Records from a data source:
=== Section Start ===

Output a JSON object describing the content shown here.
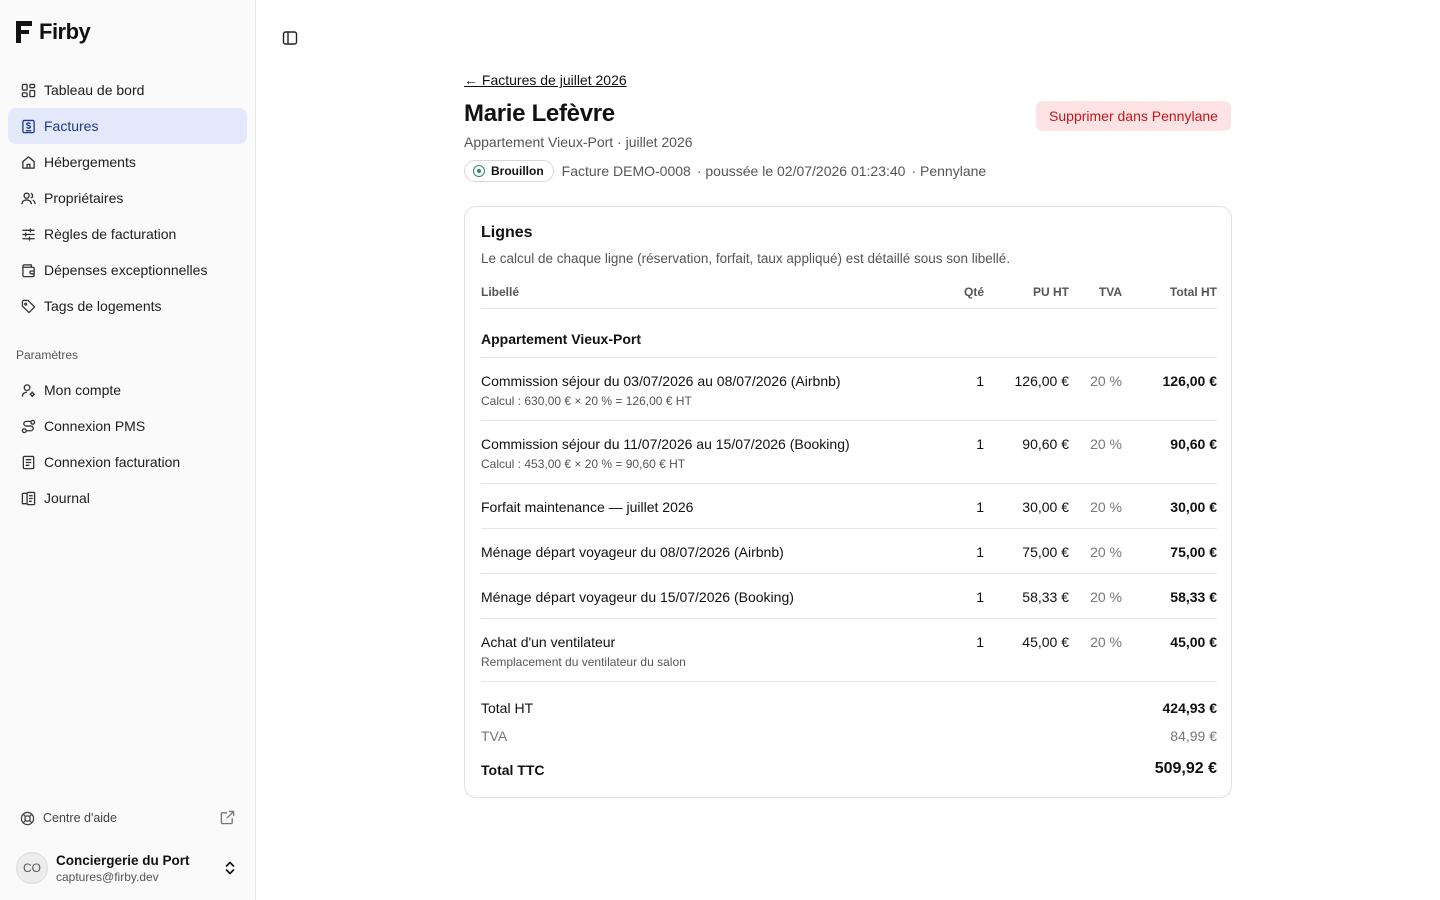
{
  "app": {
    "name": "Firby"
  },
  "sidebar": {
    "items": [
      {
        "label": "Tableau de bord",
        "icon": "dashboard-icon"
      },
      {
        "label": "Factures",
        "icon": "invoice-icon",
        "active": true
      },
      {
        "label": "Hébergements",
        "icon": "home-icon"
      },
      {
        "label": "Propriétaires",
        "icon": "users-icon"
      },
      {
        "label": "Règles de facturation",
        "icon": "sliders-icon"
      },
      {
        "label": "Dépenses exceptionnelles",
        "icon": "wallet-icon"
      },
      {
        "label": "Tags de logements",
        "icon": "tag-icon"
      }
    ],
    "settings_label": "Paramètres",
    "settings_items": [
      {
        "label": "Mon compte",
        "icon": "user-cog-icon"
      },
      {
        "label": "Connexion PMS",
        "icon": "route-icon"
      },
      {
        "label": "Connexion facturation",
        "icon": "receipt-icon"
      },
      {
        "label": "Journal",
        "icon": "logs-icon"
      }
    ],
    "help_label": "Centre d'aide",
    "account": {
      "initials": "CO",
      "name": "Conciergerie du Port",
      "email": "captures@firby.dev"
    }
  },
  "header": {
    "back_label": "← Factures de juillet 2026",
    "title": "Marie Lefèvre",
    "subtitle": "Appartement Vieux-Port · juillet 2026",
    "delete_label": "Supprimer dans Pennylane",
    "status": "Brouillon",
    "invoice_ref": "Facture DEMO-0008",
    "pushed": "· poussée le 02/07/2026 01:23:40",
    "provider": "· Pennylane"
  },
  "lines_card": {
    "title": "Lignes",
    "description": "Le calcul de chaque ligne (réservation, forfait, taux appliqué) est détaillé sous son libellé.",
    "columns": {
      "label": "Libellé",
      "qty": "Qté",
      "unit": "PU HT",
      "vat": "TVA",
      "total": "Total HT"
    },
    "group": "Appartement Vieux-Port",
    "rows": [
      {
        "label": "Commission séjour du 03/07/2026 au 08/07/2026 (Airbnb)",
        "detail": "Calcul : 630,00 € × 20 % = 126,00 € HT",
        "qty": "1",
        "unit": "126,00 €",
        "vat": "20 %",
        "total": "126,00 €"
      },
      {
        "label": "Commission séjour du 11/07/2026 au 15/07/2026 (Booking)",
        "detail": "Calcul : 453,00 € × 20 % = 90,60 € HT",
        "qty": "1",
        "unit": "90,60 €",
        "vat": "20 %",
        "total": "90,60 €"
      },
      {
        "label": "Forfait maintenance — juillet 2026",
        "qty": "1",
        "unit": "30,00 €",
        "vat": "20 %",
        "total": "30,00 €"
      },
      {
        "label": "Ménage départ voyageur du 08/07/2026 (Airbnb)",
        "qty": "1",
        "unit": "75,00 €",
        "vat": "20 %",
        "total": "75,00 €"
      },
      {
        "label": "Ménage départ voyageur du 15/07/2026 (Booking)",
        "qty": "1",
        "unit": "58,33 €",
        "vat": "20 %",
        "total": "58,33 €"
      },
      {
        "label": "Achat d'un ventilateur",
        "detail": "Remplacement du ventilateur du salon",
        "qty": "1",
        "unit": "45,00 €",
        "vat": "20 %",
        "total": "45,00 €"
      }
    ],
    "totals": {
      "ht_label": "Total HT",
      "ht": "424,93 €",
      "tva_label": "TVA",
      "tva": "84,99 €",
      "ttc_label": "Total TTC",
      "ttc": "509,92 €"
    }
  }
}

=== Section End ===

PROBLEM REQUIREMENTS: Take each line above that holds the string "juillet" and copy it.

EXERCISE OUTPUT:
    "back_label": "← Factures de juillet 2026",
    "subtitle": "Appartement Vieux-Port · juillet 2026",
        "label": "Forfait maintenance — juillet 2026",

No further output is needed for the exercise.